Quilt Retreats

I leave on a quilt retreat in two days! I'm so excited! This will be the 12th year of my doing this quilt retreat. This year the retreat is in Spokane at my sister's home. There is a quilt show going on in Spokane this weekend so we will be enjoying that too. Retreats are such a great time to get marathon quilting done. We sew all day, stay up late, get up early and hopefully accomplish a lot. Some years I've put together a couple quilts. I always have hopes of doing a lot and bring way more than is feasible to get done in a few days. But one never knows when one project will get boring and there will be a need to start something new. Isn't that why we end up with dozens of unfinished projects?

When I went looking for projects to do on this retreat last week, I came across a couple projects that I had totally forgotten about. They are projects that are almost complete. Both involved massive amounts of handwork and that part is done. They just need sashing and borders added. I'm very excited to finish these, so that will be my first items on the agenda. Then if there is still time I will start a new jelly roll quilt. I will take along hand work too. We always plan movie time where we sit and do handwork. I have a table runner that needs a binding handstitched down and I have my brown and tan quilt that still has lots of leaves to applique on the border. Hopefully I can post pictures on the laptop while I'm on the retreat.

Saturday, October 10, 2009

Recent Customer Quilts

I usually do 1 - 3 quilts a week, depending on the size and time involved. When I first began my business (almost 10 years ago) I took pictures of every quilt. Then as the pictures started to pile up, I only took pictures of those quilts that were unique in some way. This last year I've started taking pictures again of almost all quilting done for customers. It's easy when it's all digital now and they can be downloaded and sorted online. So here's a few photos of recent quilts.

Wednesday, October 7, 2009

Update on the Tomato Experiment

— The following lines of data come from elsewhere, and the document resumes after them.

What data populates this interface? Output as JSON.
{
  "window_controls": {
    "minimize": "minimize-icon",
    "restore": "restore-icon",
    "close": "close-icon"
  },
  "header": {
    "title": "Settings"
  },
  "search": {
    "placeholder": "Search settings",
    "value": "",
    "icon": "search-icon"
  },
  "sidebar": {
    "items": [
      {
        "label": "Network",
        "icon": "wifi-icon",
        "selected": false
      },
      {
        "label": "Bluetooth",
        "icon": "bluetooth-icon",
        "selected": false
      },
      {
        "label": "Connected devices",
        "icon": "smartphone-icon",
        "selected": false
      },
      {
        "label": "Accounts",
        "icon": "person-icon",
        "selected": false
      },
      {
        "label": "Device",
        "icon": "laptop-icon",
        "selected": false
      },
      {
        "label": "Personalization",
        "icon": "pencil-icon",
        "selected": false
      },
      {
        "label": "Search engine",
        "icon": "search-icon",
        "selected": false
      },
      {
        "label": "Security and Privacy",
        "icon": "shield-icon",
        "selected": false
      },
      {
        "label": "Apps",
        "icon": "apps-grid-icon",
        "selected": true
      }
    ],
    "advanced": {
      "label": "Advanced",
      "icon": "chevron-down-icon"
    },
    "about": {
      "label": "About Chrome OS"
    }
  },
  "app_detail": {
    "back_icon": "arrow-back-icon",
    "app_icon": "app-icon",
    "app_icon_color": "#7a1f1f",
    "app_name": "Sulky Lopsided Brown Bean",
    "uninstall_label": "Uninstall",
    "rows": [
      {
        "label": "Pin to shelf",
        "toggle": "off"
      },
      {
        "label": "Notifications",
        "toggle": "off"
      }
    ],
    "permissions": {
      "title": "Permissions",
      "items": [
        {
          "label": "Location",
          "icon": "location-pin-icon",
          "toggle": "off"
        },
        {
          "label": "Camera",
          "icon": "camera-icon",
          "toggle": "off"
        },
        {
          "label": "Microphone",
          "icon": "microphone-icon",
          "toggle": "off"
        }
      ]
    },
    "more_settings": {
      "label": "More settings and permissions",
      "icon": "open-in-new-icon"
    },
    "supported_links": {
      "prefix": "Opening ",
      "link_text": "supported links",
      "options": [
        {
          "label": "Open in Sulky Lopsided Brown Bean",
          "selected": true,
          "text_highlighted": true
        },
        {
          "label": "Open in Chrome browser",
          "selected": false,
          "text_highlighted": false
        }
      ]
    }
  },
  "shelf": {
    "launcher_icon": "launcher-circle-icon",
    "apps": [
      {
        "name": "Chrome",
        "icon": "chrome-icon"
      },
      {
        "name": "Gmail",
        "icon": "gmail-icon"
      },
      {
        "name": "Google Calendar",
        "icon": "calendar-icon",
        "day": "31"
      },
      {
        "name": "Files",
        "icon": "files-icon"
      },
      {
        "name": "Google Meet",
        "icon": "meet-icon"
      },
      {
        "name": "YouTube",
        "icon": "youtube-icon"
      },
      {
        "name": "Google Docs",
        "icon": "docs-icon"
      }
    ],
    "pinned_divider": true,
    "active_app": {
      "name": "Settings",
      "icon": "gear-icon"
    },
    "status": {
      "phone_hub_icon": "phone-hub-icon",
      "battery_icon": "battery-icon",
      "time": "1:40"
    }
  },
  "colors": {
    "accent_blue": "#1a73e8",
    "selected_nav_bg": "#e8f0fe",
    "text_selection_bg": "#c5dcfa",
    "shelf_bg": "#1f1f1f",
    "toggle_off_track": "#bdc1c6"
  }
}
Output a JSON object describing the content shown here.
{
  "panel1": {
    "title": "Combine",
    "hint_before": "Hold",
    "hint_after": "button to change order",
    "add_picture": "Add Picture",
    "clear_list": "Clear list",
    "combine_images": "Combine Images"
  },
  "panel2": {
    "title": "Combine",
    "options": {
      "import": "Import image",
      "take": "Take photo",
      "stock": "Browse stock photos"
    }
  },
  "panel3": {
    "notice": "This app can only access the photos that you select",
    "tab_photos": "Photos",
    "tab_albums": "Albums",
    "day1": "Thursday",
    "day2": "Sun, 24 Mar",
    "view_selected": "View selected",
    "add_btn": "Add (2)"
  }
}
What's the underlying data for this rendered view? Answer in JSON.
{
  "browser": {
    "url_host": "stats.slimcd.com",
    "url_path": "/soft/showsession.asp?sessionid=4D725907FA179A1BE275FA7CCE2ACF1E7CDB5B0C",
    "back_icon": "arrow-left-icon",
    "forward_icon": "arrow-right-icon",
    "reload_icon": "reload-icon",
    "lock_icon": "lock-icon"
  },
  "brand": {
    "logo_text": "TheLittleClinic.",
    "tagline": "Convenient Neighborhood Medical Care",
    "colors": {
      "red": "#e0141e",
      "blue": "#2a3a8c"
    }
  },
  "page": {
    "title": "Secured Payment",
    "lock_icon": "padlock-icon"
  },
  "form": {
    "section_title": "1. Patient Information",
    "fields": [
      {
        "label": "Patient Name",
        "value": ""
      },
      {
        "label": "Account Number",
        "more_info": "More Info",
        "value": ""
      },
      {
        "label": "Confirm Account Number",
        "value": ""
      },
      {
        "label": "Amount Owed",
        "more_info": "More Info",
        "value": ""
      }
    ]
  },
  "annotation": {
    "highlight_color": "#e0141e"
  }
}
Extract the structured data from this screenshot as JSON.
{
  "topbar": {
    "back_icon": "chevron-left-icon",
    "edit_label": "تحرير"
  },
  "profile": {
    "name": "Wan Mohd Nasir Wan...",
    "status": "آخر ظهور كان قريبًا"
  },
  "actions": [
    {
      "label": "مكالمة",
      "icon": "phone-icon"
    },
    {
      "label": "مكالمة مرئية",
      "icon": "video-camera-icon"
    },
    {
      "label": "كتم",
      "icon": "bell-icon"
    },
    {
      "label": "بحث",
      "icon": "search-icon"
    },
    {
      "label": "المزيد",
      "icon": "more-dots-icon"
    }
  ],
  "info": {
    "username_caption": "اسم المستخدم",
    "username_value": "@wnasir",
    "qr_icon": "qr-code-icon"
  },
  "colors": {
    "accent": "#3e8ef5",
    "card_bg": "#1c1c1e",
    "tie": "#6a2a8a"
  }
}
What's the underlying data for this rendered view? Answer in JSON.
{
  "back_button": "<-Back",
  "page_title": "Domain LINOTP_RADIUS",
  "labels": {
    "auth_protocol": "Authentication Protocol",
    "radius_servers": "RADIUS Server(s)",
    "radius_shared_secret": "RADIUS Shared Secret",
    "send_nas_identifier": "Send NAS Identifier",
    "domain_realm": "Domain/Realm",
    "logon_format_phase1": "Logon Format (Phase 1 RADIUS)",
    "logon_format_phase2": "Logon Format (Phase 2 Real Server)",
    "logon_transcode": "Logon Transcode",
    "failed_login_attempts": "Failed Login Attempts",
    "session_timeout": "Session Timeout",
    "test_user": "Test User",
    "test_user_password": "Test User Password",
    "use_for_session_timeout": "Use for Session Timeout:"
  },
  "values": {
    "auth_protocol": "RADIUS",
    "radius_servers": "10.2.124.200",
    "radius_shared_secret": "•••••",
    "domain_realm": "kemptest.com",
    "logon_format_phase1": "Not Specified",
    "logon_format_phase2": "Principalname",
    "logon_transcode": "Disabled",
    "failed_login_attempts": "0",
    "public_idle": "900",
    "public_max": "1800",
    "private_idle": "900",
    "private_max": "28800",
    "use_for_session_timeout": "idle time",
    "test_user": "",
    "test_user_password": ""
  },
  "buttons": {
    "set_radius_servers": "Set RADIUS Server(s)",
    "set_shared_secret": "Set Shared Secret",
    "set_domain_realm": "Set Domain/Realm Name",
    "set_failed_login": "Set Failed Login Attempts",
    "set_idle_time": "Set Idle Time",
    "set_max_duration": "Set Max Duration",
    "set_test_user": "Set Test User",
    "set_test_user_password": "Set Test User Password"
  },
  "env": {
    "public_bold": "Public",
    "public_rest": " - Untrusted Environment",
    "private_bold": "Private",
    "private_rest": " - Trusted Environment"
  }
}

It's now been over a week since I started the tomato experiment. There are about 40 ripe tomatoes sitting on my counter or window ledge. I have had to throw about 5 or 6 away that were too rotten to use. So what's been the best way to get them ripe? By a wide margin it's the paper bags with two apples in each. The bin with no apples and just left open is where most of the rotten tomatoes have come from. The box with the tomatoes individually wrapped in newspaper still have not produced a red tomato. I have no idea why a paper bag with an apple or two in it is working. If anyone knows, please leave a comment. I'm just happy to get ripe tomatoes. Tomorrow I will make spaghetti sauce and can it.

Thursday, October 1, 2009

Science Experiment

I have about 100 green tomatoes that I got out of my garden a couple days ago. It's turning much colder here and I didn't want them to rot or split from the rain. So I went out and picked them all. Then I went online to figure out how to best ripen them. Unfortunately I should have read before I picked them, since I found out that one of the best ways to get vine ripe tomatoes after the season turns cool, it to pull up the whole plant, roots and all and hang it upside down in your garage. The tomatoes will ripen right on the plants. For me, though, that may have caused a bit of a problem since I was collecting tomatoes from 8 plants and my husband may not have been too appreciative about the jungle that would have created in the garage!

Two other methods could be tried. Wrapping the tomatoes individually in newspaper and then placing them in a box (only two layers deep) with an apple placed with them. The other is to place the tomaotes in a paper bag with an apple and then fold down the bag and let them ripen. So my scientific mind (and that's a joke) wanted to see what the better method would be. I've placed tomatoes in a bag and in boxes, both wrapped and unwrapped with apples. I have one bag of tomatoes without the apple. Some are just on the window ledge and another dozen or so are in a bin with no apple and not covered. I'll check them every day and see the results. So stay posted!